Operating in a disruptive market
Knowledge is power, so the saying goes, and we are living in an age where knowledge has never been more democratic or accessible. How to use this knowledge to get ahead in an age of disruption and instability, is another question altogether.
Companies today have access to data that provides far greater insight into consumer behaviours and market needs than ever before, providing them with myriad opportunities. But the results generated in the quest for data can be overwhelming, and the expertise required to effectively utilize such data is in short supply. Making sense of vast troves of data is a potential catalyst for success in many businesses, but highly trained data scientists are few and far between, if not prohibitively expensive for most businesses.
This information overload is just one of a number of challenges being faced by global and national businesses as they seek to navigate their way across the rapidly changing landscape of business and technology. They are doing so against an unstable geopolitical backdrop that can call their very existence into question. The continuing saga of Brexit, trade tensions between the U.S. and China, and tensions in the Middle East are just a few examples of such instability. Other factors such as climate change and population displacement are becoming increasingly disruptive elements, with natural disasters and the threat of pandemic diseases impacting logistics and accessibility.
Many companies also face regulatory uncertainty in the form of changing tariffs, data privacy legislation, and changing regulation around international investment and technology transfers.
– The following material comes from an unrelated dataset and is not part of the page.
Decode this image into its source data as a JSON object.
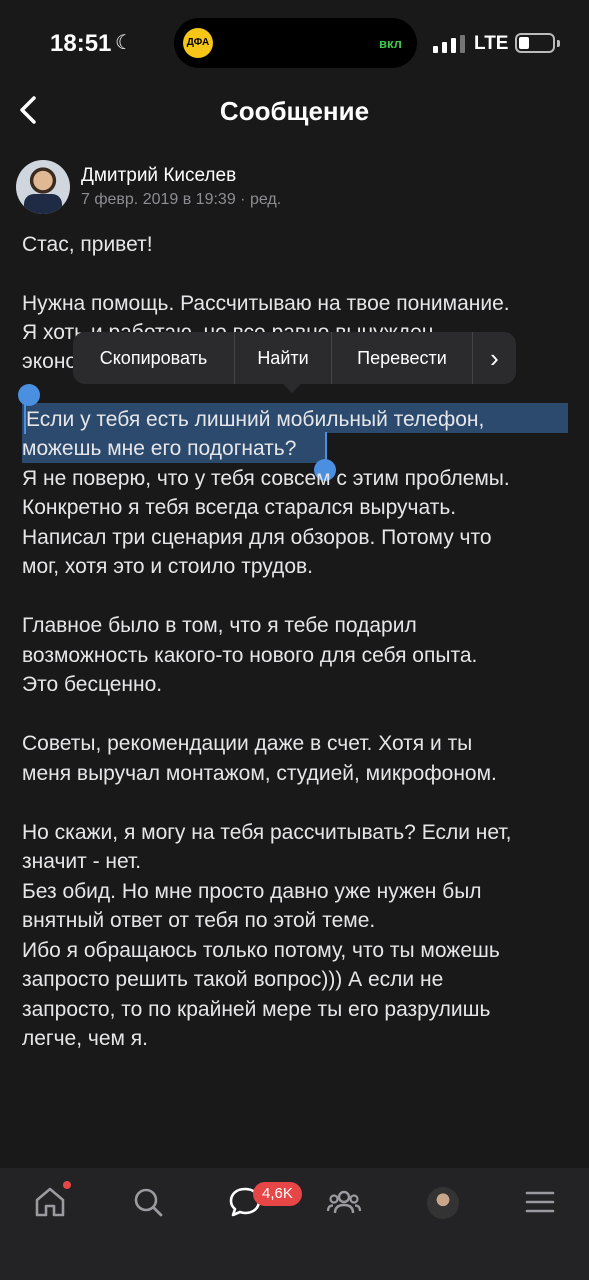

Consumer needs and behaviours are changing in response to the rise of new technologies, requiring tailored solutions in rapid time frames.
With the ubiquity of digitalisation, cyberattacks are a constant threat, forcing companies to invest more and more time and effort into data protection. Malicious bots are perpetually crawling around cyberspace, looking for any opportunity to exploit data and servers for their creators’ malevolent purposes.
In this age of acute disruption, companies must be agile if they are to survive. They have access to more data than ever, but not necessarily the means to leverage it. The wealth of opportunity is counterbalanced by an abundance of disruption, and the ability to adapt has emerged as a key differentiator among modern businesses.